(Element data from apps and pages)
· · · ·

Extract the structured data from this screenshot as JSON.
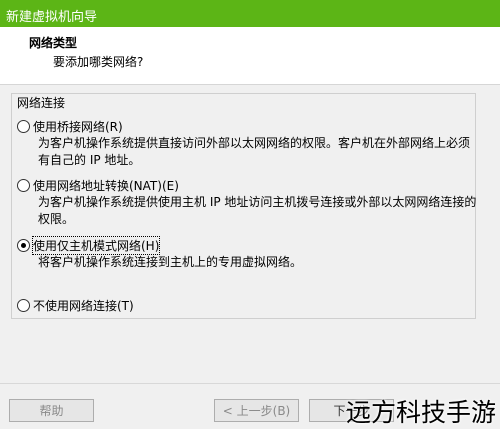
{
  "window": {
    "title": "新建虚拟机向导"
  },
  "header": {
    "title": "网络类型",
    "subtitle": "要添加哪类网络?"
  },
  "group": {
    "label": "网络连接"
  },
  "options": [
    {
      "label": "使用桥接网络(R)",
      "desc": "为客户机操作系统提供直接访问外部以太网网络的权限。客户机在外部网络上必须有自己的 IP 地址。",
      "checked": false
    },
    {
      "label": "使用网络地址转换(NAT)(E)",
      "desc": "为客户机操作系统提供使用主机 IP 地址访问主机拨号连接或外部以太网网络连接的权限。",
      "checked": false
    },
    {
      "label": "使用仅主机模式网络(H)",
      "desc": "将客户机操作系统连接到主机上的专用虚拟网络。",
      "checked": true
    },
    {
      "label": "不使用网络连接(T)",
      "desc": "",
      "checked": false
    }
  ],
  "buttons": {
    "help": "帮助",
    "back": "< 上一步(B)",
    "next": "下一步"
  },
  "watermark": "远方科技手游"
}
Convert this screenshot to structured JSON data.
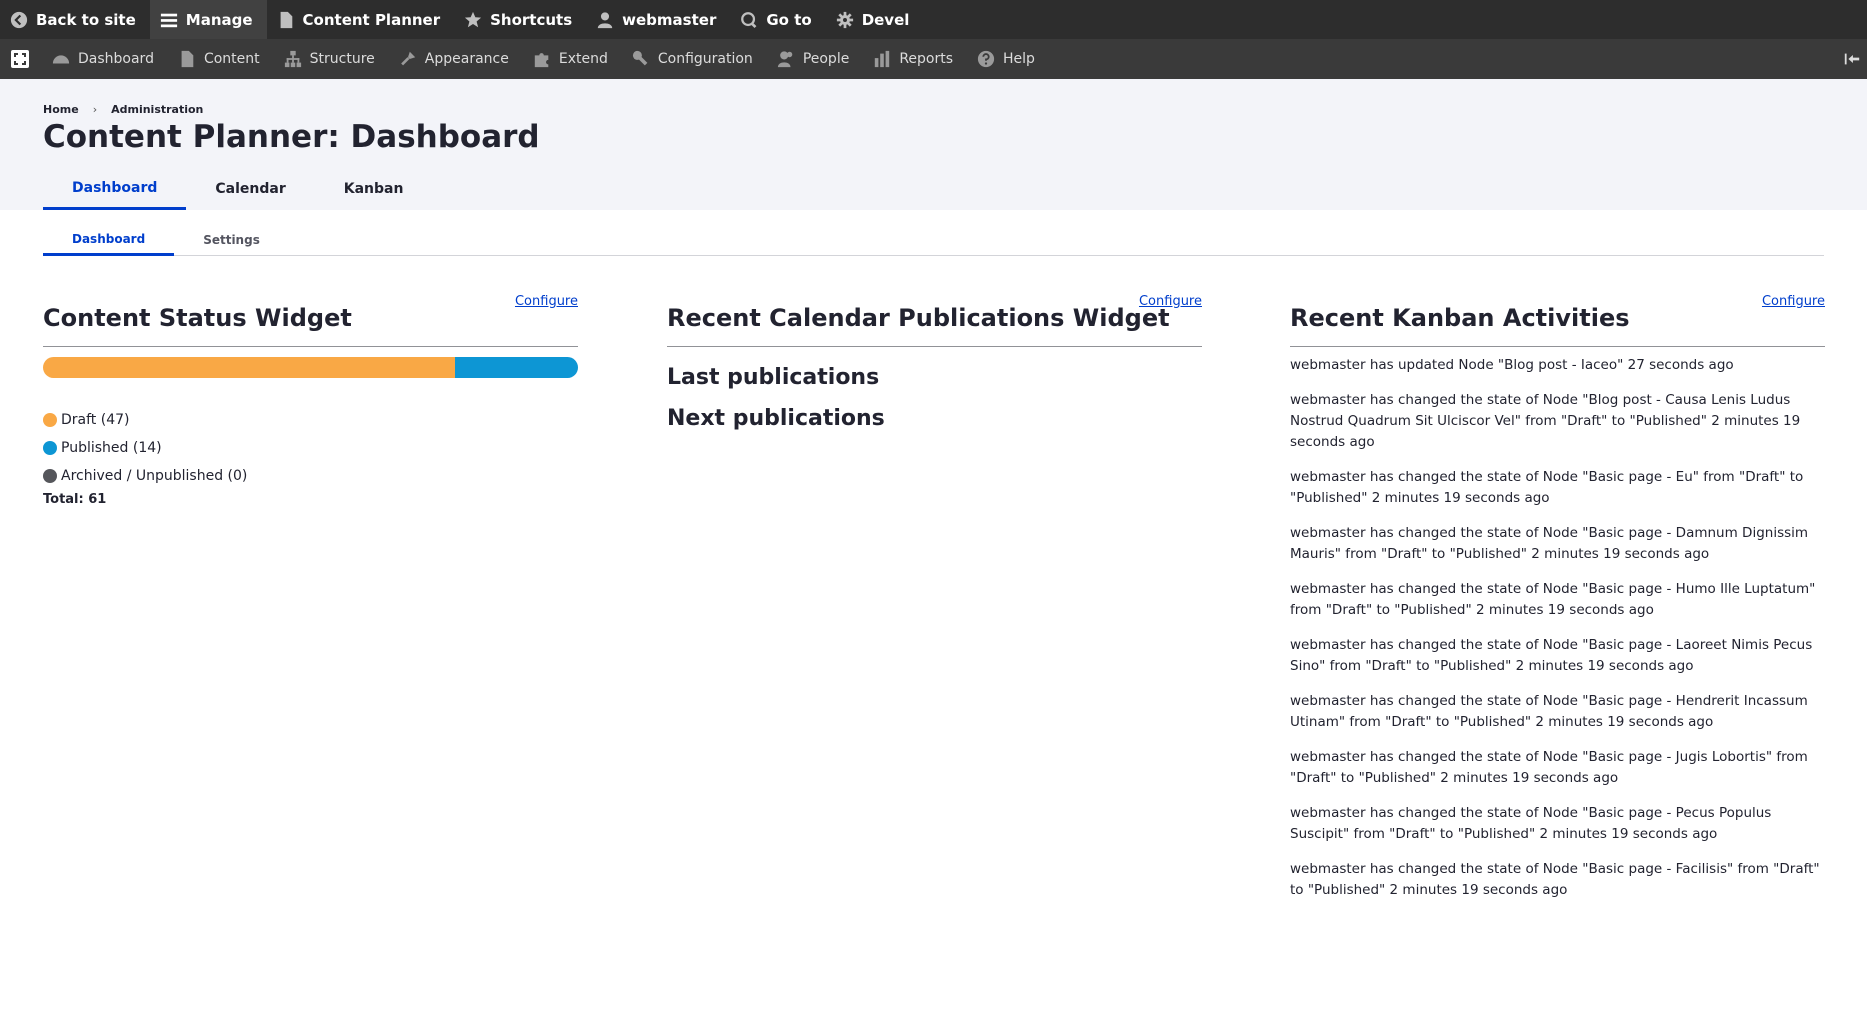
{
  "toolbar": {
    "back_to_site": "Back to site",
    "manage": "Manage",
    "content_planner": "Content Planner",
    "shortcuts": "Shortcuts",
    "user": "webmaster",
    "go_to": "Go to",
    "devel": "Devel"
  },
  "tray": {
    "items": [
      "Dashboard",
      "Content",
      "Structure",
      "Appearance",
      "Extend",
      "Configuration",
      "People",
      "Reports",
      "Help"
    ]
  },
  "breadcrumb": [
    "Home",
    "Administration"
  ],
  "page_title": "Content Planner: Dashboard",
  "primary_tabs": [
    "Dashboard",
    "Calendar",
    "Kanban"
  ],
  "secondary_tabs": [
    "Dashboard",
    "Settings"
  ],
  "configure_label": "Configure",
  "content_status": {
    "title": "Content Status Widget",
    "draft": {
      "label": "Draft (47)",
      "count": 47,
      "color": "#f9a845"
    },
    "published": {
      "label": "Published (14)",
      "count": 14,
      "color": "#0d96d4"
    },
    "archived": {
      "label": "Archived / Unpublished (0)",
      "count": 0,
      "color": "#55565b"
    },
    "total": "Total: 61"
  },
  "calendar_widget": {
    "title": "Recent Calendar Publications Widget",
    "last": "Last publications",
    "next": "Next publications"
  },
  "kanban_widget": {
    "title": "Recent Kanban Activities",
    "activities": [
      "webmaster has updated Node \"Blog post - Iaceo\" 27 seconds ago",
      "webmaster has changed the state of Node \"Blog post - Causa Lenis Ludus Nostrud Quadrum Sit Ulciscor Vel\" from \"Draft\" to \"Published\" 2 minutes 19 seconds ago",
      "webmaster has changed the state of Node \"Basic page - Eu\" from \"Draft\" to \"Published\" 2 minutes 19 seconds ago",
      "webmaster has changed the state of Node \"Basic page - Damnum Dignissim Mauris\" from \"Draft\" to \"Published\" 2 minutes 19 seconds ago",
      "webmaster has changed the state of Node \"Basic page - Humo Ille Luptatum\" from \"Draft\" to \"Published\" 2 minutes 19 seconds ago",
      "webmaster has changed the state of Node \"Basic page - Laoreet Nimis Pecus Sino\" from \"Draft\" to \"Published\" 2 minutes 19 seconds ago",
      "webmaster has changed the state of Node \"Basic page - Hendrerit Incassum Utinam\" from \"Draft\" to \"Published\" 2 minutes 19 seconds ago",
      "webmaster has changed the state of Node \"Basic page - Jugis Lobortis\" from \"Draft\" to \"Published\" 2 minutes 19 seconds ago",
      "webmaster has changed the state of Node \"Basic page - Pecus Populus Suscipit\" from \"Draft\" to \"Published\" 2 minutes 19 seconds ago",
      "webmaster has changed the state of Node \"Basic page - Facilisis\" from \"Draft\" to \"Published\" 2 minutes 19 seconds ago"
    ]
  }
}
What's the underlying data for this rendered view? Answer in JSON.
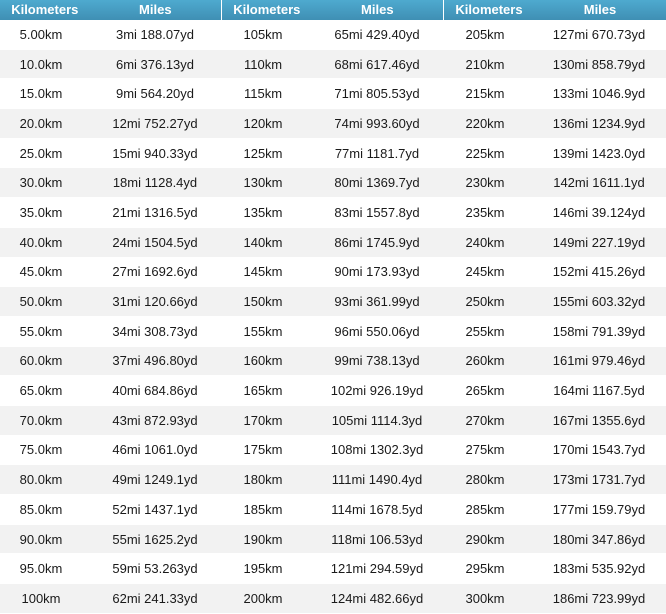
{
  "headers": {
    "km": "Kilometers",
    "mi": "Miles"
  },
  "columns": [
    {
      "rows": [
        {
          "km": "5.00km",
          "mi": "3mi 188.07yd"
        },
        {
          "km": "10.0km",
          "mi": "6mi 376.13yd"
        },
        {
          "km": "15.0km",
          "mi": "9mi 564.20yd"
        },
        {
          "km": "20.0km",
          "mi": "12mi 752.27yd"
        },
        {
          "km": "25.0km",
          "mi": "15mi 940.33yd"
        },
        {
          "km": "30.0km",
          "mi": "18mi 1128.4yd"
        },
        {
          "km": "35.0km",
          "mi": "21mi 1316.5yd"
        },
        {
          "km": "40.0km",
          "mi": "24mi 1504.5yd"
        },
        {
          "km": "45.0km",
          "mi": "27mi 1692.6yd"
        },
        {
          "km": "50.0km",
          "mi": "31mi 120.66yd"
        },
        {
          "km": "55.0km",
          "mi": "34mi 308.73yd"
        },
        {
          "km": "60.0km",
          "mi": "37mi 496.80yd"
        },
        {
          "km": "65.0km",
          "mi": "40mi 684.86yd"
        },
        {
          "km": "70.0km",
          "mi": "43mi 872.93yd"
        },
        {
          "km": "75.0km",
          "mi": "46mi 1061.0yd"
        },
        {
          "km": "80.0km",
          "mi": "49mi 1249.1yd"
        },
        {
          "km": "85.0km",
          "mi": "52mi 1437.1yd"
        },
        {
          "km": "90.0km",
          "mi": "55mi 1625.2yd"
        },
        {
          "km": "95.0km",
          "mi": "59mi 53.263yd"
        },
        {
          "km": "100km",
          "mi": "62mi 241.33yd"
        }
      ]
    },
    {
      "rows": [
        {
          "km": "105km",
          "mi": "65mi 429.40yd"
        },
        {
          "km": "110km",
          "mi": "68mi 617.46yd"
        },
        {
          "km": "115km",
          "mi": "71mi 805.53yd"
        },
        {
          "km": "120km",
          "mi": "74mi 993.60yd"
        },
        {
          "km": "125km",
          "mi": "77mi 1181.7yd"
        },
        {
          "km": "130km",
          "mi": "80mi 1369.7yd"
        },
        {
          "km": "135km",
          "mi": "83mi 1557.8yd"
        },
        {
          "km": "140km",
          "mi": "86mi 1745.9yd"
        },
        {
          "km": "145km",
          "mi": "90mi 173.93yd"
        },
        {
          "km": "150km",
          "mi": "93mi 361.99yd"
        },
        {
          "km": "155km",
          "mi": "96mi 550.06yd"
        },
        {
          "km": "160km",
          "mi": "99mi 738.13yd"
        },
        {
          "km": "165km",
          "mi": "102mi 926.19yd"
        },
        {
          "km": "170km",
          "mi": "105mi 1114.3yd"
        },
        {
          "km": "175km",
          "mi": "108mi 1302.3yd"
        },
        {
          "km": "180km",
          "mi": "111mi 1490.4yd"
        },
        {
          "km": "185km",
          "mi": "114mi 1678.5yd"
        },
        {
          "km": "190km",
          "mi": "118mi 106.53yd"
        },
        {
          "km": "195km",
          "mi": "121mi 294.59yd"
        },
        {
          "km": "200km",
          "mi": "124mi 482.66yd"
        }
      ]
    },
    {
      "rows": [
        {
          "km": "205km",
          "mi": "127mi 670.73yd"
        },
        {
          "km": "210km",
          "mi": "130mi 858.79yd"
        },
        {
          "km": "215km",
          "mi": "133mi 1046.9yd"
        },
        {
          "km": "220km",
          "mi": "136mi 1234.9yd"
        },
        {
          "km": "225km",
          "mi": "139mi 1423.0yd"
        },
        {
          "km": "230km",
          "mi": "142mi 1611.1yd"
        },
        {
          "km": "235km",
          "mi": "146mi 39.124yd"
        },
        {
          "km": "240km",
          "mi": "149mi 227.19yd"
        },
        {
          "km": "245km",
          "mi": "152mi 415.26yd"
        },
        {
          "km": "250km",
          "mi": "155mi 603.32yd"
        },
        {
          "km": "255km",
          "mi": "158mi 791.39yd"
        },
        {
          "km": "260km",
          "mi": "161mi 979.46yd"
        },
        {
          "km": "265km",
          "mi": "164mi 1167.5yd"
        },
        {
          "km": "270km",
          "mi": "167mi 1355.6yd"
        },
        {
          "km": "275km",
          "mi": "170mi 1543.7yd"
        },
        {
          "km": "280km",
          "mi": "173mi 1731.7yd"
        },
        {
          "km": "285km",
          "mi": "177mi 159.79yd"
        },
        {
          "km": "290km",
          "mi": "180mi 347.86yd"
        },
        {
          "km": "295km",
          "mi": "183mi 535.92yd"
        },
        {
          "km": "300km",
          "mi": "186mi 723.99yd"
        }
      ]
    }
  ],
  "colors": {
    "header_bg": "#4aa0c4",
    "header_text": "#ffffff",
    "row_alt": "#f2f2f2",
    "text": "#1a1a1a"
  }
}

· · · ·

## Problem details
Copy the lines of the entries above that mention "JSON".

## Exercise output
Extract the structured data from this screenshot as JSON.
Convert this screenshot to structured JSON data.
What's the underlying data for this rendered view? Answer in JSON.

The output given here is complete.